Despite the rather heavy nature of the subject dealing with big topics like Death, Family, Race and Religion, and the evocation of those themes through gospel music imagery with a great deal of emphasis on the sorrow and loneliness that form a significant part of the human condition, the work approaches its themes from a surprisingly wide and varied number of angles through the extended members of the Follet family. The things that give people a sense of personal identity and belonging are the same things that keep them apart, and time, distance, age, generational differences, the past give different meanings and values to different people. Yet despite the seemingly insurmountable differences between them, and the sense that they are growing apart from one another, Mary and Jay do seem to reaffirm their bond at the beginning of Act II, just before events cruelly take Jay away from them, leaving the other members of the family hurt and confused.

Considering the variety of threads that and the almost contradictory nature of how they serve to separate as well as draw together, Mayer’s construction and writing do well to bring them together into a cohesive drama. Keeping arrangements simple, using solitary notes sustained by strings and woodwind, as well as little piano interjections, the score sustains a sense of melancholy and tension, incorporating gospel and blues tones to provide that necessary sense of colour. As well as providing genuine melodies and singing that goes beyond mere spoken recitative that is common in modern English-language opera, this also allows A Death in the Family to deal with such big themes without melodrama or overstatement, showing how they relate to ordinary people, dealing with the nature of life and death, and with nature itself - and music is very much a part of that.

The staging, directed for the Armel Opera Festival by Róbert Alföldi, also strives for the same simplicity, using nothing more than a large box to represent the idea of home, of family togetherness, with panels that open out to embrace the wider world, or close up within itself. A balcony above the stage allows for further extension and separation beyond this world - such as when Jay and Rufus go to the cinema. It’s the arrangements of the people within this setting however that really establishes the connections and separations between them, grouping together, singing together, or - by the end of the opera - singing together individually within their own worlds.
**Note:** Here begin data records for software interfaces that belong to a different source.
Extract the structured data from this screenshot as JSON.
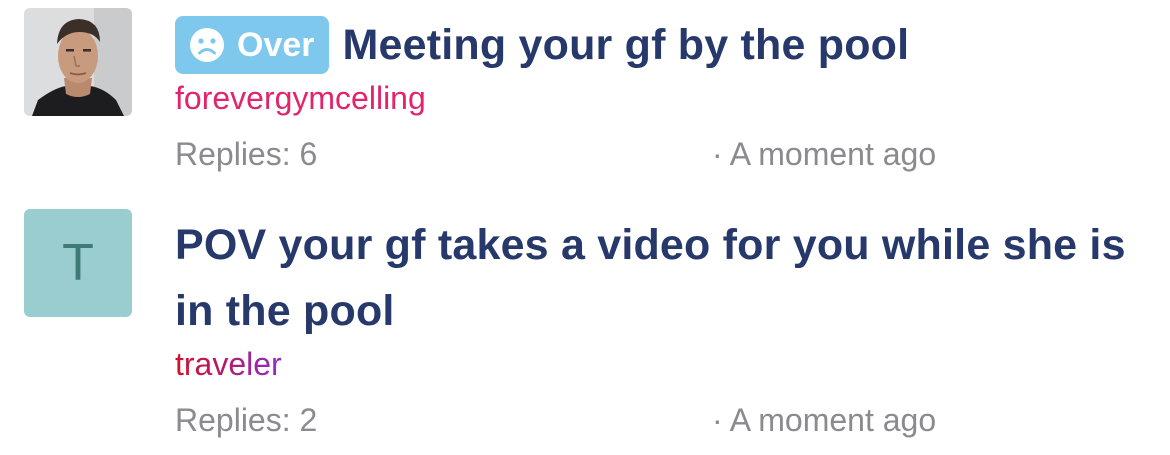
{
  "threads": [
    {
      "badge": {
        "label": "Over",
        "icon": "sad-face-icon",
        "color": "#7ec8ee"
      },
      "title": "Meeting your gf by the pool",
      "author": "forevergymcelling",
      "author_color": "#e3246c",
      "replies": "Replies: 6",
      "time": "· A moment ago",
      "avatar": {
        "type": "photo"
      }
    },
    {
      "title": "POV your gf takes a video for you while she is in the pool",
      "author": "traveler",
      "author_color": "gradient red-purple",
      "replies": "Replies: 2",
      "time": "· A moment ago",
      "avatar": {
        "type": "letter",
        "letter": "T",
        "color": "#99cdd0"
      }
    }
  ]
}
One other notable device, which works wonderfully, is the use of a ventriloquist dummy for Rufus, the dummy replaced at significant points by a real boy.

Apart from highlighting and premiering many contemporary opera works, the Armel Opera Festival also aims to support and develop new singing talent through competition that allows the finalists to be judged in the context of a full opera performance. The contest competitor in A Death in the Family was Philippe Brocard playing Jay, a role which has considerable challenges for a non-native English speaker, and Brocard coped with them admirably, delivering an sympathetic and well-sung performance. Mary was exceptionally well sung by Adrienn Miksh, but the performances were strong from all the singers, who worked well with each other to really bring out the qualities of an interesting work presented in a fine staging here in Szeged.

The Armel Opera Festival production of A Death in the Family is currently available to view on-line from the ARTE Live Web site.